Reading (especially science fiction and historical nonfiction); cooking with local, seasonal ingredients; hiking when the weather is nice; and regular exercise and strength training
AP US History
College Level American History
College World History
High School English
High School Geography
High School Level American History
High School World History
Study Skills and Organization
Q & A
What is your teaching philosophy?
As a prospective Social Studies and English teacher, I have combined my love of history and literature with a desire to motivate young people to examine critically the world around them. Life is at once universal and infinitely diverse, and I believe that the classroom is the most effective place to foster a sense of respect and empathy for all those who have shared in the human experience. I do not seek to produce students who are skilled in the art of the multiple-choice pop quiz; rather, I aspire to create an environment that encourages questions and deliberations that drives students to develop informed insights about their own lives and the lives of others. I take my cue here from Paulo Freire’s Pedagogy of the Oppressed, in which he affirms that, “The more students work at storing the deposits entrusted to them, the less they develop the critical consciousness which would result from their intervention in the world as transformers of that world.” The true end goal of my chosen profession, then, is not to encourage the rote memorization of trivia, but to aid in the development of compassionate, conscientious citizens who are driven to act upon their ideas. Of course, this is not to say that the practical skills gained from dutiful study are unimportant. In fact, I place considerable emphasis on the development of reading and writing skills. In order for students to become compassionate, conscientious citizens, they must be able to decipher arguments and form rational judgments about them. Furthermore, they must be able to express those judgments in a lucid, articulate manner, whether in written or verbal form. Throughout my student teaching tenure at Constitution High School, I engaged students in the study of various complex texts, and I found that through guided questioning and class discussions, my students were able to derive impressive insights from a number of primary sources. Additionally, by framing these studies with relatable themes, students were less intimidated and more motivated to contemplate difficult texts. As an educator and tutor, I feel that it is my responsibility to provide students ample opportunities to reflect upon their own lives in the light of the past and present world. In so doing, I demonstrate my personal respect for their diverse backgrounds and funds of knowledge while encouraging them to show the same measure of respect to others. Moreover, authentic respect and understanding drives a desire for justice and, ultimately, action.

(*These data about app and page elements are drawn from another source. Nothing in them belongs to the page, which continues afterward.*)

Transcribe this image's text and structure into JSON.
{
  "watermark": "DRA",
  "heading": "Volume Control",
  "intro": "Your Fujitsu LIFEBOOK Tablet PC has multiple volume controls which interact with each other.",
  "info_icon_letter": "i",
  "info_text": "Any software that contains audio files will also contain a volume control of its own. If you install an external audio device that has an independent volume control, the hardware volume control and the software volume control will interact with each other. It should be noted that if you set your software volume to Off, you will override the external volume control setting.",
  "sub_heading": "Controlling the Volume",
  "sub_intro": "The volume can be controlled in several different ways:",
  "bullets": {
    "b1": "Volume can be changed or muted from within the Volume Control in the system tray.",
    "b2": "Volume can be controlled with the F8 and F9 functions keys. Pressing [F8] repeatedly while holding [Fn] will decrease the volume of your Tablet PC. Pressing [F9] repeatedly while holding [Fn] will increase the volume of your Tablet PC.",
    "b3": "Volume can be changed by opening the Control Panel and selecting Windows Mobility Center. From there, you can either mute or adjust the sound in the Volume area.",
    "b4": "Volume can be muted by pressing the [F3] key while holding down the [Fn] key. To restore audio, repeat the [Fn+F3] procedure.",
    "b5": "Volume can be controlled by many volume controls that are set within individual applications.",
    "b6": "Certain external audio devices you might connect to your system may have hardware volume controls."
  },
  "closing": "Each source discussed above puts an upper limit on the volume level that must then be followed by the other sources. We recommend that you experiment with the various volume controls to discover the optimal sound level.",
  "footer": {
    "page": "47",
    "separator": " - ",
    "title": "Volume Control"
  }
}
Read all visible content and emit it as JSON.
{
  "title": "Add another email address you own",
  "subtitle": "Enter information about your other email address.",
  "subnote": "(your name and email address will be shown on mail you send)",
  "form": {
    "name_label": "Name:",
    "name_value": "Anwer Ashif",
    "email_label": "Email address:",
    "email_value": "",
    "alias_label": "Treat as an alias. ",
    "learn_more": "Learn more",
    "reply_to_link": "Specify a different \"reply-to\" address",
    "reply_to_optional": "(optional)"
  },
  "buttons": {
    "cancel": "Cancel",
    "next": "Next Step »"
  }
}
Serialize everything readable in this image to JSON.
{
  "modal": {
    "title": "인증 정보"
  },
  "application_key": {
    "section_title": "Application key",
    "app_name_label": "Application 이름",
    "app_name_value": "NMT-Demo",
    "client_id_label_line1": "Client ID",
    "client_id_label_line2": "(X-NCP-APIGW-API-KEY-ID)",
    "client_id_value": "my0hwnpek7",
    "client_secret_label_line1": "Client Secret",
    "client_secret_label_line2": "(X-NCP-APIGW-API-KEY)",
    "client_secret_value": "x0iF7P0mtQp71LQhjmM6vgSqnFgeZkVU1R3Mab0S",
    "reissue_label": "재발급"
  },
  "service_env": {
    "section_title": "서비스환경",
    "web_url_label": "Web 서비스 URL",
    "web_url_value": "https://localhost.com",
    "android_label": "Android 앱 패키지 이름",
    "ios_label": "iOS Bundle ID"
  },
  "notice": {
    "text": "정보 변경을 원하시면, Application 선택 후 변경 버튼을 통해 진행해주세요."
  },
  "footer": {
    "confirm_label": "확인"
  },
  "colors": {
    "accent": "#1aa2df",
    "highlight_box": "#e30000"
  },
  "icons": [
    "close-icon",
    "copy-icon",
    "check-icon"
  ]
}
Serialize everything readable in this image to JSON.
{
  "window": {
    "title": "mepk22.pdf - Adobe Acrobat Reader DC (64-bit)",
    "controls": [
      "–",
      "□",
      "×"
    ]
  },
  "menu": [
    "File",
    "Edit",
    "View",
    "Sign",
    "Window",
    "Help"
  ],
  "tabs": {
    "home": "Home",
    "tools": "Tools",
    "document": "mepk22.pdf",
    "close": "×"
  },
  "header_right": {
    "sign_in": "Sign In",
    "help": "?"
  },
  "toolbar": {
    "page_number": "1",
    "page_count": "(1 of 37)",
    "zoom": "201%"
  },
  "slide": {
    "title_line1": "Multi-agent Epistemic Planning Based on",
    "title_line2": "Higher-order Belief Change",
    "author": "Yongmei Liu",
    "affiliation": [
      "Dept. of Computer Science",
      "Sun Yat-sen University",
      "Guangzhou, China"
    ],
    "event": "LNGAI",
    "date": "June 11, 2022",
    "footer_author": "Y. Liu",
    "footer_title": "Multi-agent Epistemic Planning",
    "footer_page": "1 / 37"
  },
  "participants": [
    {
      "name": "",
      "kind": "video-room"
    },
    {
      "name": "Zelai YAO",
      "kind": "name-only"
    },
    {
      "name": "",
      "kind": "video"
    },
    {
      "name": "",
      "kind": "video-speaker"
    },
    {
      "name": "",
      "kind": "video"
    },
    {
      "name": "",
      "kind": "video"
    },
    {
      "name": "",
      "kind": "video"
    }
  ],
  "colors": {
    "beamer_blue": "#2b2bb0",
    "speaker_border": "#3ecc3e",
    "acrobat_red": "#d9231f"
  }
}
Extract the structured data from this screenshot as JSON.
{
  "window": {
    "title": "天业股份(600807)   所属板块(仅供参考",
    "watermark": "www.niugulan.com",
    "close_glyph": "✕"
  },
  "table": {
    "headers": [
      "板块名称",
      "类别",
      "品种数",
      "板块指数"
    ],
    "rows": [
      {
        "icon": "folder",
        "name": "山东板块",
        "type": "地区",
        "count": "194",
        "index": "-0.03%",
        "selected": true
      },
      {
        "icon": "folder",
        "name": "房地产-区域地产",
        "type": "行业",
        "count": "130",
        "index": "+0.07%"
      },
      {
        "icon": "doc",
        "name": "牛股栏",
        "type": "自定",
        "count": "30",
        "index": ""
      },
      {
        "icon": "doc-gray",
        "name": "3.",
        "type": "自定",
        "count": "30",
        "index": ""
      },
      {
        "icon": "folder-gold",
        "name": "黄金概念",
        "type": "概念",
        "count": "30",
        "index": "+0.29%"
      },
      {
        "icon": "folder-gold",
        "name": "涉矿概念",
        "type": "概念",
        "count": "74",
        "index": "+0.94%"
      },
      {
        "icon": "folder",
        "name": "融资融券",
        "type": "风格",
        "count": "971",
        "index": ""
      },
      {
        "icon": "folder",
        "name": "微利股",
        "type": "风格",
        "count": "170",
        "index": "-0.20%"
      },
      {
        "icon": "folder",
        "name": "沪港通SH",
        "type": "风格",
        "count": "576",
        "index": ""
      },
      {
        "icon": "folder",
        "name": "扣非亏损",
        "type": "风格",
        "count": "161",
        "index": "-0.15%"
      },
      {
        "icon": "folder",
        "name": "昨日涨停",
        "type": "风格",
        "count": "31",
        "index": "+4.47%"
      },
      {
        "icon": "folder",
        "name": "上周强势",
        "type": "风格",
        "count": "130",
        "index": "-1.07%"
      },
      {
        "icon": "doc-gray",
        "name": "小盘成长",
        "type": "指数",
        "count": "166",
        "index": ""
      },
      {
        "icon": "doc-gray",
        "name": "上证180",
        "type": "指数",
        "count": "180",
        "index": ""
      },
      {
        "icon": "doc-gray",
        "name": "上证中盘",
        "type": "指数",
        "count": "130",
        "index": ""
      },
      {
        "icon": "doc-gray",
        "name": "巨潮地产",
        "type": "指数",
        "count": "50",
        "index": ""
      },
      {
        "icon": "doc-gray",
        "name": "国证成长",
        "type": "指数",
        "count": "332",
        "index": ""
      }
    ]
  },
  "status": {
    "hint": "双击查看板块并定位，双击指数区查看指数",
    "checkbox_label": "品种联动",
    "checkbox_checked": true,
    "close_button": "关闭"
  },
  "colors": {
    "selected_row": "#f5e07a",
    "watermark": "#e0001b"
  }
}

What might you do in a typical first session with a student?
I cannot hope to guide a student towards improving his/her academic performance without first gaining an understanding of that student's existing strengths and struggles. During a first session, I would initially invite the student to share with me the subjects and disciplines in which he/she excels or finds interesting. With the knowledge of a student's strengths, I can frame challenging subject matter in a way that is approachable and relatable. Furthermore, by initially focusing on the positive aspects of a student's academic or extracurricular performance, he/she enters the tutoring session with an attitude of confidence rather than intimidation. Of course, I would follow this with an assessment of the student's struggles based on a combination of teacher feedback and direct communication with the student. We would examine homework, exams, papers, etc. to determine which areas require the most assistance, and from there we would formulate appropriate short- and long-term tutoring plans.